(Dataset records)
::::::

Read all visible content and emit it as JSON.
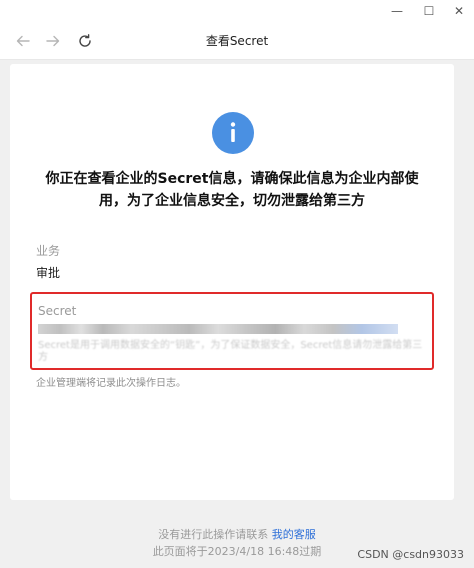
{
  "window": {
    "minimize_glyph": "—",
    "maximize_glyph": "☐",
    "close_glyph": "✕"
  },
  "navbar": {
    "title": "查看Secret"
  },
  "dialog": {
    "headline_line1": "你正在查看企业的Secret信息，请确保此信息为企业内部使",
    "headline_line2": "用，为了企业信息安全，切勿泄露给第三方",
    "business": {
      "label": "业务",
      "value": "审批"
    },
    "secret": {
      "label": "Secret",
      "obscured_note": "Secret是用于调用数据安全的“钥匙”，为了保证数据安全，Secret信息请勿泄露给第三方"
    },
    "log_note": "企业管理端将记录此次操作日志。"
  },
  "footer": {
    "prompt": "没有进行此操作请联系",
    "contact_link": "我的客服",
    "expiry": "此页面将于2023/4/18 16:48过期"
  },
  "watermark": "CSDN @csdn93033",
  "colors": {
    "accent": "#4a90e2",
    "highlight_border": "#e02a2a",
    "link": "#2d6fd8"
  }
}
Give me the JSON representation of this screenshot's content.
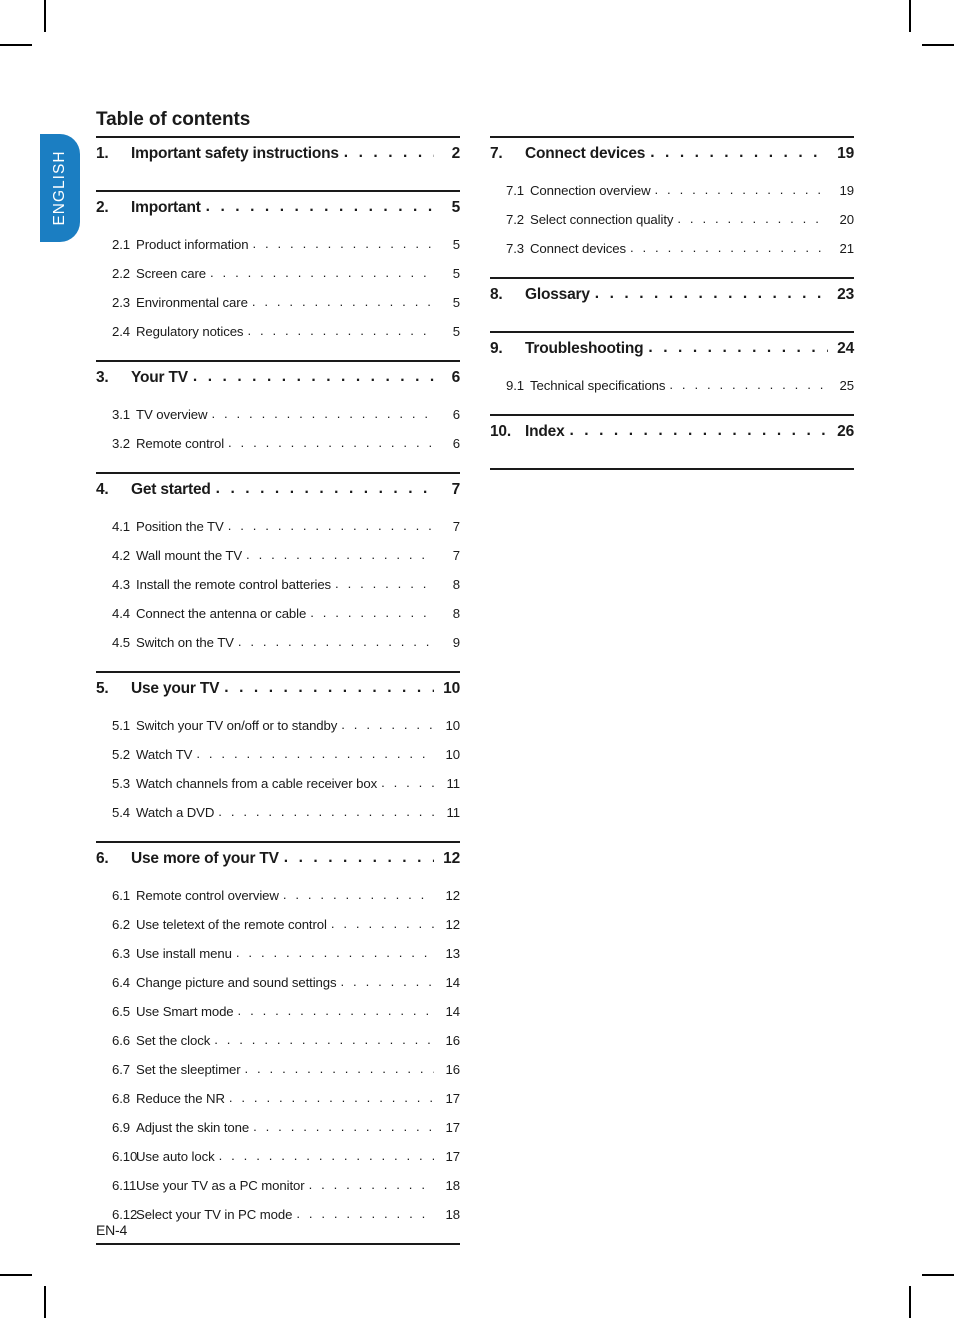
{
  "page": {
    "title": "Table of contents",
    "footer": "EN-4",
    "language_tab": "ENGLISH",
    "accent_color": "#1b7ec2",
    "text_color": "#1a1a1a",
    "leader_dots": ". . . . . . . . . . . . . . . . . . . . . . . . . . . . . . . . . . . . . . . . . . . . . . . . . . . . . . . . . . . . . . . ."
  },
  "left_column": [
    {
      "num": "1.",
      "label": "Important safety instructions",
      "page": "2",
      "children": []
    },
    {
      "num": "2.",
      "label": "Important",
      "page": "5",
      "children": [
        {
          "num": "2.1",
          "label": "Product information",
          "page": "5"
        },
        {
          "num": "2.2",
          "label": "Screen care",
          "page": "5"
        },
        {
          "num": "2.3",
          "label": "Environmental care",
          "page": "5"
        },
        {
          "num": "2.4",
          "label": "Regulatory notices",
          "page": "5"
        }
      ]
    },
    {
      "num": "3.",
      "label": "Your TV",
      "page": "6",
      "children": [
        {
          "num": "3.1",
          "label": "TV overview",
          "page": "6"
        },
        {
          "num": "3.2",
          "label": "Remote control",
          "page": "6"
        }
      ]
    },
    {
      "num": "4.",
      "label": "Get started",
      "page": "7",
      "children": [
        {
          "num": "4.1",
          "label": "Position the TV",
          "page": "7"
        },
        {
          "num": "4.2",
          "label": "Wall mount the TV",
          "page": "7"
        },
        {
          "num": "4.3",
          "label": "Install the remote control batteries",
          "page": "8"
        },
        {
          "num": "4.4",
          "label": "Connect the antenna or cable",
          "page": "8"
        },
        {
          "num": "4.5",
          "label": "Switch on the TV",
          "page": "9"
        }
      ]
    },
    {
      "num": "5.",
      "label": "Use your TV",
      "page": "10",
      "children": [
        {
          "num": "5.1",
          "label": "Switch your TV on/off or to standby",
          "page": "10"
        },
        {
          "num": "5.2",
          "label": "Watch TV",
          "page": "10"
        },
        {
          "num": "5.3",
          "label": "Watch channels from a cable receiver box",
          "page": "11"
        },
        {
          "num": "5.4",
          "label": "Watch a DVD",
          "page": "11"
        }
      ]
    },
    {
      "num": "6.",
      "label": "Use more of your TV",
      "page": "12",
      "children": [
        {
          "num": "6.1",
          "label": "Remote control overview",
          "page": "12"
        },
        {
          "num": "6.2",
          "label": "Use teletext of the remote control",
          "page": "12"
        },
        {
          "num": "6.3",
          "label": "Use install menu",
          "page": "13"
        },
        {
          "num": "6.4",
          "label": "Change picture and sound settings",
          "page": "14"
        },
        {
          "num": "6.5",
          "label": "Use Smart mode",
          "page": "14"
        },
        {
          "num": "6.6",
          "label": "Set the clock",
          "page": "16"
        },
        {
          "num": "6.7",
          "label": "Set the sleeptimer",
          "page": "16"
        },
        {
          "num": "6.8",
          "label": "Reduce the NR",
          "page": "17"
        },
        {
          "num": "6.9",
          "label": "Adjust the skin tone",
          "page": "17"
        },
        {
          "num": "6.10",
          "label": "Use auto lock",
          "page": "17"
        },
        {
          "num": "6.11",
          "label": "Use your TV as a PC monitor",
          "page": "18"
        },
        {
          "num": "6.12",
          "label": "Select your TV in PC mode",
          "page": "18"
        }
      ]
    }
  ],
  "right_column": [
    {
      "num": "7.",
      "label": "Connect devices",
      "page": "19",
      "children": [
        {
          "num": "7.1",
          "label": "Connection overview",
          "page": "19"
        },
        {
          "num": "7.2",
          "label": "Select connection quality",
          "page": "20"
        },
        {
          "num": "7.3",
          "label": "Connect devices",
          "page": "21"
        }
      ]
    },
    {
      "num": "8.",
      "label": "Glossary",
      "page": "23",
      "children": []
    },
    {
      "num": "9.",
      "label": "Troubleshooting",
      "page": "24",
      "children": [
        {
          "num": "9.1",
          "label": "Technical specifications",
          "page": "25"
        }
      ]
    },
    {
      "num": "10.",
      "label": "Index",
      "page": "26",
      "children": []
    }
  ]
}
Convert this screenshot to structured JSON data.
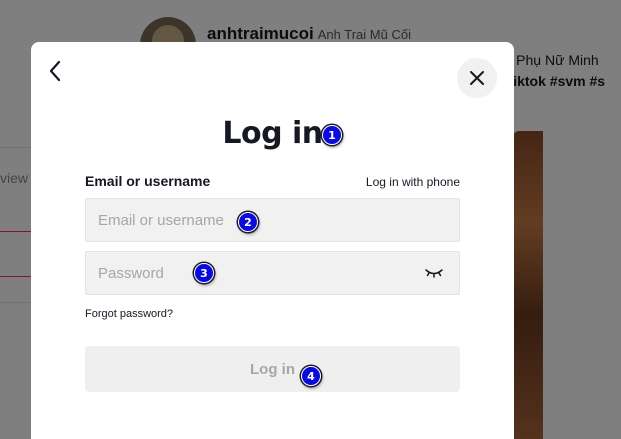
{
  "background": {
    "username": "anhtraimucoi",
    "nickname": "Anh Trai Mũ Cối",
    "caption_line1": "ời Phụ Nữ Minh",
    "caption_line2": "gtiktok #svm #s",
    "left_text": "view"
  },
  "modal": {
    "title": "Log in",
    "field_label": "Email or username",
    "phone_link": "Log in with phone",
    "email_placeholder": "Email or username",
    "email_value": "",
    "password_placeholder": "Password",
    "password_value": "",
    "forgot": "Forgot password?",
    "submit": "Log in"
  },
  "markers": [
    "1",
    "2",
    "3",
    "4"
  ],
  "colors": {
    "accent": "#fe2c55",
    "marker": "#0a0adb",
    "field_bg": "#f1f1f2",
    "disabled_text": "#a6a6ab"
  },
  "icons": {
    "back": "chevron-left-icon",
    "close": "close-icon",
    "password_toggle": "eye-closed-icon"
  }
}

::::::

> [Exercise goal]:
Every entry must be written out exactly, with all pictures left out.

> [Your response]:
Read all visible content and emit it as JSON.
{
  "window": {
    "minimize_glyph": "—",
    "maximize_glyph": "☐",
    "close_glyph": "✕"
  },
  "navbar": {
    "title": "查看Secret"
  },
  "dialog": {
    "headline_line1": "你正在查看企业的Secret信息，请确保此信息为企业内部使",
    "headline_line2": "用，为了企业信息安全，切勿泄露给第三方",
    "business": {
      "label": "业务",
      "value": "审批"
    },
    "secret": {
      "label": "Secret",
      "obscured_note": "Secret是用于调用数据安全的“钥匙”，为了保证数据安全，Secret信息请勿泄露给第三方"
    },
    "log_note": "企业管理端将记录此次操作日志。"
  },
  "footer": {
    "prompt": "没有进行此操作请联系",
    "contact_link": "我的客服",
    "expiry": "此页面将于2023/4/18 16:48过期"
  },
  "watermark": "CSDN @csdn93033",
  "colors": {
    "accent": "#4a90e2",
    "highlight_border": "#e02a2a",
    "link": "#2d6fd8"
  }
}
Give me the JSON representation of this screenshot's content.
{
  "page": {
    "title": "Table of contents",
    "footer": "EN-4",
    "language_tab": "ENGLISH",
    "accent_color": "#1b7ec2",
    "text_color": "#1a1a1a",
    "leader_dots": ". . . . . . . . . . . . . . . . . . . . . . . . . . . . . . . . . . . . . . . . . . . . . . . . . . . . . . . . . . . . . . . ."
  },
  "left_column": [
    {
      "num": "1.",
      "label": "Important safety instructions",
      "page": "2",
      "children": []
    },
    {
      "num": "2.",
      "label": "Important",
      "page": "5",
      "children": [
        {
          "num": "2.1",
          "label": "Product information",
          "page": "5"
        },
        {
          "num": "2.2",
          "label": "Screen care",
          "page": "5"
        },
        {
          "num": "2.3",
          "label": "Environmental care",
          "page": "5"
        },
        {
          "num": "2.4",
          "label": "Regulatory notices",
          "page": "5"
        }
      ]
    },
    {
      "num": "3.",
      "label": "Your TV",
      "page": "6",
      "children": [
        {
          "num": "3.1",
          "label": "TV overview",
          "page": "6"
        },
        {
          "num": "3.2",
          "label": "Remote control",
          "page": "6"
        }
      ]
    },
    {
      "num": "4.",
      "label": "Get started",
      "page": "7",
      "children": [
        {
          "num": "4.1",
          "label": "Position the TV",
          "page": "7"
        },
        {
          "num": "4.2",
          "label": "Wall mount the TV",
          "page": "7"
        },
        {
          "num": "4.3",
          "label": "Install the remote control batteries",
          "page": "8"
        },
        {
          "num": "4.4",
          "label": "Connect the antenna or cable",
          "page": "8"
        },
        {
          "num": "4.5",
          "label": "Switch on the TV",
          "page": "9"
        }
      ]
    },
    {
      "num": "5.",
      "label": "Use your TV",
      "page": "10",
      "children": [
        {
          "num": "5.1",
          "label": "Switch your TV on/off or to standby",
          "page": "10"
        },
        {
          "num": "5.2",
          "label": "Watch TV",
          "page": "10"
        },
        {
          "num": "5.3",
          "label": "Watch channels from a cable receiver box",
          "page": "11"
        },
        {
          "num": "5.4",
          "label": "Watch a DVD",
          "page": "11"
        }
      ]
    },
    {
      "num": "6.",
      "label": "Use more of your TV",
      "page": "12",
      "children": [
        {
          "num": "6.1",
          "label": "Remote control overview",
          "page": "12"
        },
        {
          "num": "6.2",
          "label": "Use teletext of the remote control",
          "page": "12"
        },
        {
          "num": "6.3",
          "label": "Use install menu",
          "page": "13"
        },
        {
          "num": "6.4",
          "label": "Change picture and sound settings",
          "page": "14"
        },
        {
          "num": "6.5",
          "label": "Use Smart mode",
          "page": "14"
        },
        {
          "num": "6.6",
          "label": "Set the clock",
          "page": "16"
        },
        {
          "num": "6.7",
          "label": "Set the sleeptimer",
          "page": "16"
        },
        {
          "num": "6.8",
          "label": "Reduce the NR",
          "page": "17"
        },
        {
          "num": "6.9",
          "label": "Adjust the skin tone",
          "page": "17"
        },
        {
          "num": "6.10",
          "label": "Use auto lock",
          "page": "17"
        },
        {
          "num": "6.11",
          "label": "Use your TV as a PC monitor",
          "page": "18"
        },
        {
          "num": "6.12",
          "label": "Select your TV in PC mode",
          "page": "18"
        }
      ]
    }
  ],
  "right_column": [
    {
      "num": "7.",
      "label": "Connect devices",
      "page": "19",
      "children": [
        {
          "num": "7.1",
          "label": "Connection overview",
          "page": "19"
        },
        {
          "num": "7.2",
          "label": "Select connection quality",
          "page": "20"
        },
        {
          "num": "7.3",
          "label": "Connect devices",
          "page": "21"
        }
      ]
    },
    {
      "num": "8.",
      "label": "Glossary",
      "page": "23",
      "children": []
    },
    {
      "num": "9.",
      "label": "Troubleshooting",
      "page": "24",
      "children": [
        {
          "num": "9.1",
          "label": "Technical specifications",
          "page": "25"
        }
      ]
    },
    {
      "num": "10.",
      "label": "Index",
      "page": "26",
      "children": []
    }
  ]
}
Convert this screenshot to structured JSON data.
{
  "background": {
    "username": "anhtraimucoi",
    "nickname": "Anh Trai Mũ Cối",
    "caption_line1": "ời Phụ Nữ Minh",
    "caption_line2": "gtiktok #svm #s",
    "left_text": "view"
  },
  "modal": {
    "title": "Log in",
    "field_label": "Email or username",
    "phone_link": "Log in with phone",
    "email_placeholder": "Email or username",
    "email_value": "",
    "password_placeholder": "Password",
    "password_value": "",
    "forgot": "Forgot password?",
    "submit": "Log in"
  },
  "markers": [
    "1",
    "2",
    "3",
    "4"
  ],
  "colors": {
    "accent": "#fe2c55",
    "marker": "#0a0adb",
    "field_bg": "#f1f1f2",
    "disabled_text": "#a6a6ab"
  },
  "icons": {
    "back": "chevron-left-icon",
    "close": "close-icon",
    "password_toggle": "eye-closed-icon"
  }
}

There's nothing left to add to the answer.